The designated lead agency for the anti-drug initiative has vacillated from the PDEA (Philippine Drug Enforcement Agency) to PNP, to the PDEA then back to the PNP again, and then back to PDEA, though there’s recent talk about putting the PNP back in the saddle again. The estimated time to solve the drug problem has been pegged from 3 months, to 6 months, to 1 year, to 6 years, to indefinitely. Duterte and his officials could not even agree on the estimated number of drug addicts nationwide, as the the Dangerous Drugs Board pointed to a range of about 1.8 million in September of 2016, which went up to 4 million by May of 2017, as per the president himself, while Alan Peter Cayetano told the U.N. General Assembly in September 2017 that the number was about 7 million.

With such uncertainty around the drug war’s estimates, strategy and its targets, the government would still rather push through head strong in this haphazardly conducted drug war. And it's really curious how the government institutions entrusted to check and balance an erring or abusive presidency are letting Duterte have his way.

Duterte’s cabinet of minions, the super coalition in the legislature and judiciary, its allied businesses and cronies, along with the belligerent horde of fanatic supporters—are all proclaiming to high heaven that there is nothing wrong with the violent war on drugs, despite the ambivalence surrounding it. There is an obvious and concerted effort to legitimize the pandemic disregard for the human and constitutional rights of Filipinos, in support of Duterte. And it is not merely a case of loyalty to a political party, as one might initially suppose, for many of these are veteran turncoats who’d change their colors any day if only to remain in power. It seems more like a cabal of self-serving public officials bent on establishing an invulnerable tyranny in order to stay in power and do as they please undisrupted and indefinitely. This is the real menace.

An evil conspiracy, emboldened by their apparent invincibility, is rearing its head out in the open and forcing Philippine society to condone the lynching and killing of drug suspects who may or may not be guilty. More than the street peddlers of drugs or the addicts, it is these Duterte-empowered hypocrites whom we should fear…those who are OK with Duterte’s bloody pet peeve, those who so easily turn a blind eye at the atrocities because of their bias, bigotry or simply for their selfish convenience. This is Duterte’s Death Squad—the legitimizers of the killings; the promoters of the lies about the “war on drugs”; and the officials who broadly and purposefully dismiss the questionable deaths of thousands of Filipino citizens, as if it were all fake news.

Conspiracy to Commit Mass Murder

That thousands of poor citizens (mostly urban slum dwellers) were felled by policemen under dubious circumstances in the name of Duterte’s “war on drugs” is not fake news. The authorities involved must be held accountable, whether or not these killings were justified, through a thorough investigation. The burden of proof must be imposed upon the killers, that indeed they had no other choice but to kill the suspects. If we are indeed a nation of good people, we shouldn’t just be contented with a lame scapegoat like “nanlaban” in the face of the numerous silenced dead who cannot plea their cases in court. So why is accountability absent amidst savagery of such magnitude?

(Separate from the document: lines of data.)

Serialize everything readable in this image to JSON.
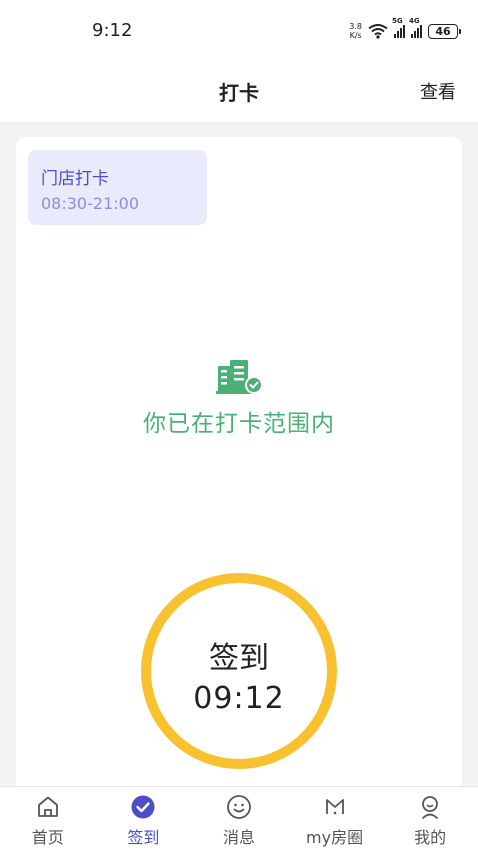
{
  "status_bar": {
    "time": "9:12",
    "net_speed_value": "3.8",
    "net_speed_unit": "K/s",
    "sim1_network": "5G",
    "sim2_network": "4G",
    "battery": "46",
    "icons": [
      "wifi-icon",
      "signal-5g-icon",
      "signal-4g-icon",
      "battery-icon"
    ]
  },
  "header": {
    "title": "打卡",
    "action_label": "查看"
  },
  "shift": {
    "name": "门店打卡",
    "hours": "08:30-21:00"
  },
  "range_status": {
    "icon": "building-check-icon",
    "text": "你已在打卡范围内",
    "color": "#4caf78"
  },
  "clock_button": {
    "label": "签到",
    "time": "09:12",
    "ring_color": "#f7c130"
  },
  "bottom_nav": {
    "active_color": "#4a4fc7",
    "items": [
      {
        "label": "首页",
        "icon": "home-icon",
        "active": false
      },
      {
        "label": "签到",
        "icon": "check-circle-icon",
        "active": true
      },
      {
        "label": "消息",
        "icon": "smiley-message-icon",
        "active": false
      },
      {
        "label": "my房圈",
        "icon": "m-circle-icon",
        "active": false
      },
      {
        "label": "我的",
        "icon": "user-icon",
        "active": false
      }
    ]
  }
}
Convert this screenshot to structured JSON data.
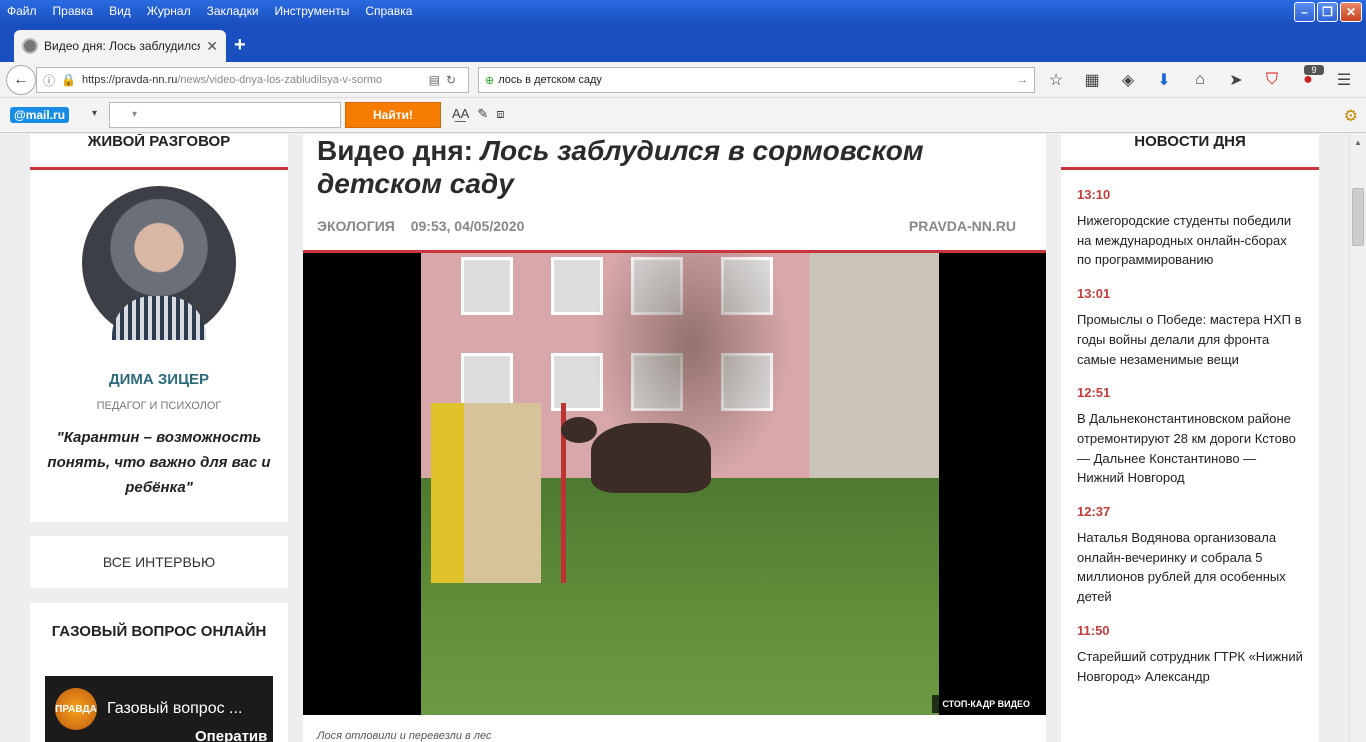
{
  "menu": [
    "Файл",
    "Правка",
    "Вид",
    "Журнал",
    "Закладки",
    "Инструменты",
    "Справка"
  ],
  "tab": {
    "title": "Видео дня: Лось заблудился..."
  },
  "address": {
    "prefix": "https://pravda-nn.ru",
    "path": "/news/video-dnya-los-zabludilsya-v-sormo"
  },
  "search": {
    "value": "лось в детском саду"
  },
  "abp_badge": "9",
  "mailbar": {
    "logo": "@mail.ru",
    "find_label": "Найти!"
  },
  "left": {
    "interview_head": "ЖИВОЙ РАЗГОВОР",
    "person_name": "ДИМА ЗИЦЕР",
    "person_role": "ПЕДАГОГ И ПСИХОЛОГ",
    "quote": "\"Карантин – возможность понять, что важно для вас и ребёнка\"",
    "all_interviews": "ВСЕ ИНТЕРВЬЮ",
    "gas_title": "ГАЗОВЫЙ ВОПРОС ОНЛАЙН",
    "gas_logo": "ПРАВДА",
    "gas_video_title": "Газовый вопрос ...",
    "gas_video_sub": "Оператив"
  },
  "article": {
    "title_part1": "Видео дня: ",
    "title_part2": "Лось заблудился в сормовском детском саду",
    "category": "ЭКОЛОГИЯ",
    "datetime": "09:53, 04/05/2020",
    "source": "PRAVDA-NN.RU",
    "badge": "СТОП-КАДР ВИДЕО",
    "caption": "Лося отловили и перевезли в лес"
  },
  "news": {
    "head": "НОВОСТИ ДНЯ",
    "items": [
      {
        "time": "13:10",
        "text": "Нижегородские студенты победили на международных онлайн-сборах по программированию"
      },
      {
        "time": "13:01",
        "text": "Промыслы о Победе: мастера НХП в годы войны делали для фронта самые незаменимые вещи"
      },
      {
        "time": "12:51",
        "text": "В Дальнеконстантиновском районе отремонтируют 28 км дороги Кстово — Дальнее Константиново — Нижний Новгород"
      },
      {
        "time": "12:37",
        "text": "Наталья Водянова организовала онлайн-вечеринку и собрала 5 миллионов рублей для особенных детей"
      },
      {
        "time": "11:50",
        "text": "Старейший сотрудник ГТРК «Нижний Новгород» Александр"
      }
    ]
  }
}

In reality, what seems more fake is the ‘war on drugs’ itself, as it appears to be more and more of a sham, concocted perhaps to distract people from whatever thievery is going on in the upper echelons of government like what has happened in past administrations. Or perhaps to sow terror among those who might resist an erring and crooked government, should the hypocritical facade fail to hold. Whatever the real reasons are behind the government’s insistence to wage a faulty, bloody anti-drug initiative that bans criticism and refuses to be kept in check, it is important to realize that allowing the violence to continue is not simply a case of criminal neglect or people just following orders, but a concerted and conscious denial of truth and justice, and a willful connivance to prevent the correction of something that’s so terribly, terribly wrong.

*Published in print version (Voice of the South, Volume 13, No. 8)

#Opinion